◆ ABOUT THIS TASK: Return the lines below in which the string "that" occurs.

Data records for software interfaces

++++++++++++++++++++

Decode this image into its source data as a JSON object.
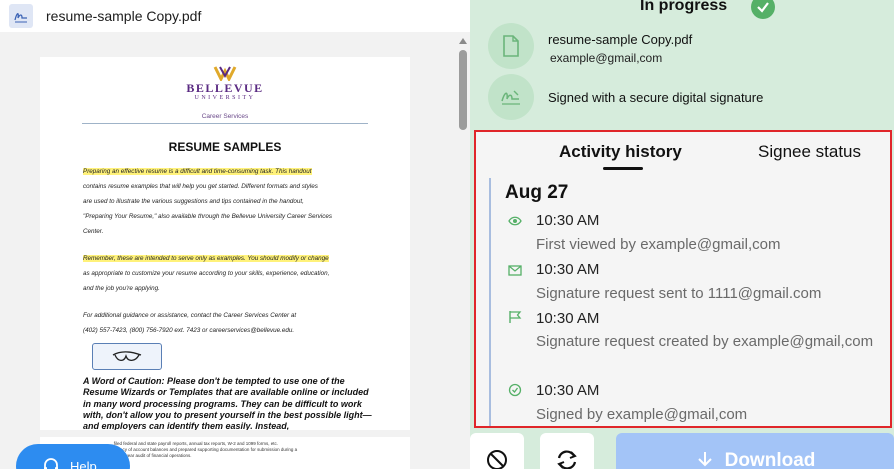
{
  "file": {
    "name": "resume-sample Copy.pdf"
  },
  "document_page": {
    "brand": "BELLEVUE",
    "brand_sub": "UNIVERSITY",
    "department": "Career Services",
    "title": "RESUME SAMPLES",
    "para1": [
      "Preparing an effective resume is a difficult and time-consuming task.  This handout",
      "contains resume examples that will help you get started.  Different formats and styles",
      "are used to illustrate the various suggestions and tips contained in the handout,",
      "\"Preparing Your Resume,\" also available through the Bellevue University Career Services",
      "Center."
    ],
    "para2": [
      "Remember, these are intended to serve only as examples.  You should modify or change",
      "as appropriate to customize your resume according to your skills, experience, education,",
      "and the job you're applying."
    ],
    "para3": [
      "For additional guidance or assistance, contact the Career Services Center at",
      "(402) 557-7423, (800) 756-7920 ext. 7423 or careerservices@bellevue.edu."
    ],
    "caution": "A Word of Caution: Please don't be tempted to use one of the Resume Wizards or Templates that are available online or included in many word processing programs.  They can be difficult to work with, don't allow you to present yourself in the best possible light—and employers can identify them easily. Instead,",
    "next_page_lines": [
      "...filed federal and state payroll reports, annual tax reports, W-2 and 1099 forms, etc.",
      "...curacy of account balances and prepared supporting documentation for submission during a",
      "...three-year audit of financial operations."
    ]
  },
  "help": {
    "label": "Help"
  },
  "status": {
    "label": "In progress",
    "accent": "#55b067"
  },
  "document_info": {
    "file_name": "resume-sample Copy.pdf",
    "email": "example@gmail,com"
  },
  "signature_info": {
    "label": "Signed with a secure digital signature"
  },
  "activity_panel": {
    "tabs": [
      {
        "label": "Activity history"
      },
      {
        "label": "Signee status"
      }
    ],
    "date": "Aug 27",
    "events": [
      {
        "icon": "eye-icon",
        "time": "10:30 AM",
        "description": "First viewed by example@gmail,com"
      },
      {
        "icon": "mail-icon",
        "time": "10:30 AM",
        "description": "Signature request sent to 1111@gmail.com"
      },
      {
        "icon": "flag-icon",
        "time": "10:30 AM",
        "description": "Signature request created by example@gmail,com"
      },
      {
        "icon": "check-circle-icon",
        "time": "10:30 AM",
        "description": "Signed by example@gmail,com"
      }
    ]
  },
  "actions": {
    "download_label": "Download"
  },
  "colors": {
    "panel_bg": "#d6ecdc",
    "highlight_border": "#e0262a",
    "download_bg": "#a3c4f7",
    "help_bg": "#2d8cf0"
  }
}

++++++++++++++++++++

◆ SOLUTION TO THE EXERCISE:
      "contains resume examples that will help you get started.  Different formats and styles",
    "caution": "A Word of Caution: Please don't be tempted to use one of the Resume Wizards or Templates that are available online or included in many word processing programs.  They can be difficult to work with, don't allow you to present yourself in the best possible light—and employers can identify them easily. Instead,",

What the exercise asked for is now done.